February 13, 2010

Remix culture

By: Sonny Bunch

I’d be curious to know what Julian Sanchez — the author of this post and this clip on the evolution of remix as it relates to culture — makes of this story:

The publication last month of her novel about a 16-year-old exploring Berlin’s drug and club scene after the death of her mother, called “Axolotl Roadkill,” was heralded far and wide in German newspapers and magazines as a tremendous debut, particularly for such a young author. The book shot to No. 5 this week on the magazine Spiegel’s hardcover best-seller list.

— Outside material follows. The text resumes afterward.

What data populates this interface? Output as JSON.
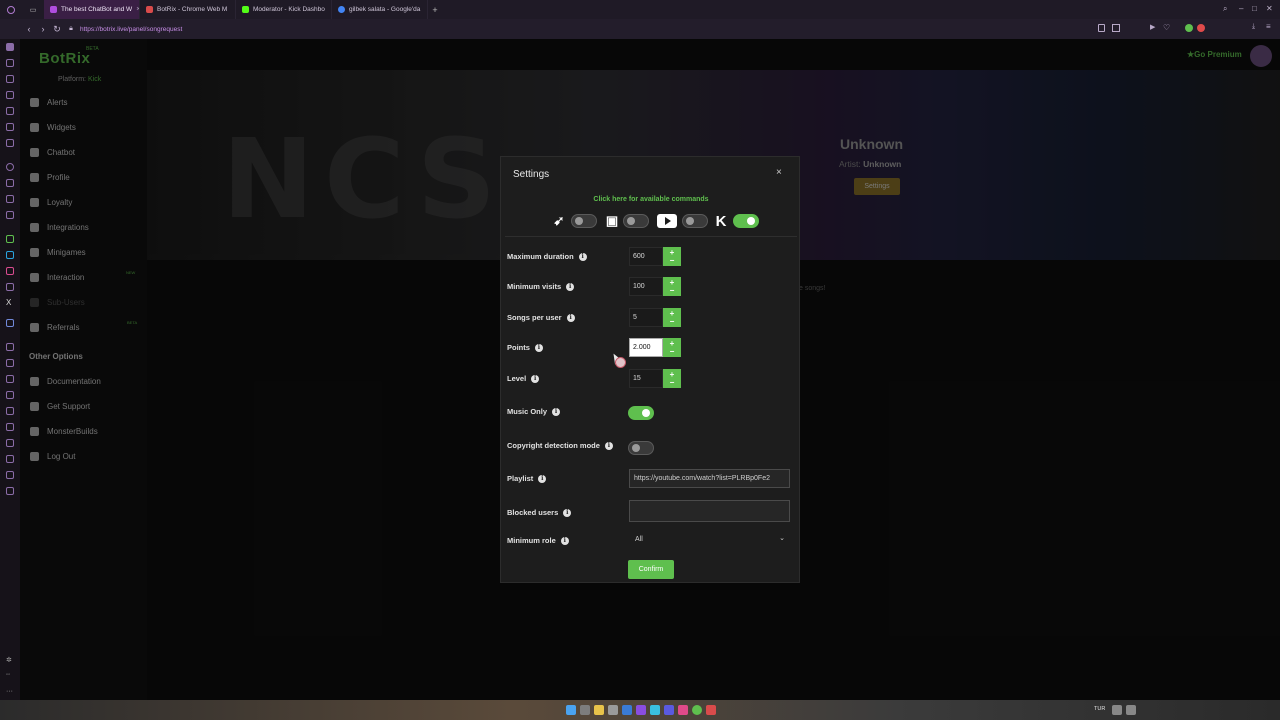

For the obviously gifted Ms. Hegemann, who already had a play (written and staged) and a movie (written, directed and released in theaters) to her credit, it was an early ascension to the ranks of artistic stardom. That is, until a blogger last week uncovered material in the novel taken from the less-well-known novel “Strobo,” by an author writing under the nom de plume Airen. In one case, an entire page was lifted with few changes. …

Although Ms. Hegemann has apologized for not being more open about her sources, she has also defended herself as the representative of a different generation, one that freely mixes and matches from the whirring flood of information across new and old media, to create something new. “There’s no such thing as originality anyway, just authenticity,” said Ms. Hegemann in a statement released by her publisher after the scandal broke.

“Freely mix[ing] and match[ing]” is a pretty euphemism for plagiarizing, but it’s a euphemism nonetheless. Is the acceptance of plagiarism one of the tenets of our new “remix culture”? Is there a difference between homage — as the series of videos by a pack of twee hipsters recreating brat pack scenes that Julian highlights appear to be — and appropriating wholesale without giving credit? Is it really in society’s best interest to evolve into a hive-voice that lacks originality and refuses to protect the few original voices remaining? I’m not trying to be sarcastic, I’m honestly curious. Fair use is one thing; stealing someone else’s thoughts and passing them off as your own is something else entirely.

At least, it used to be.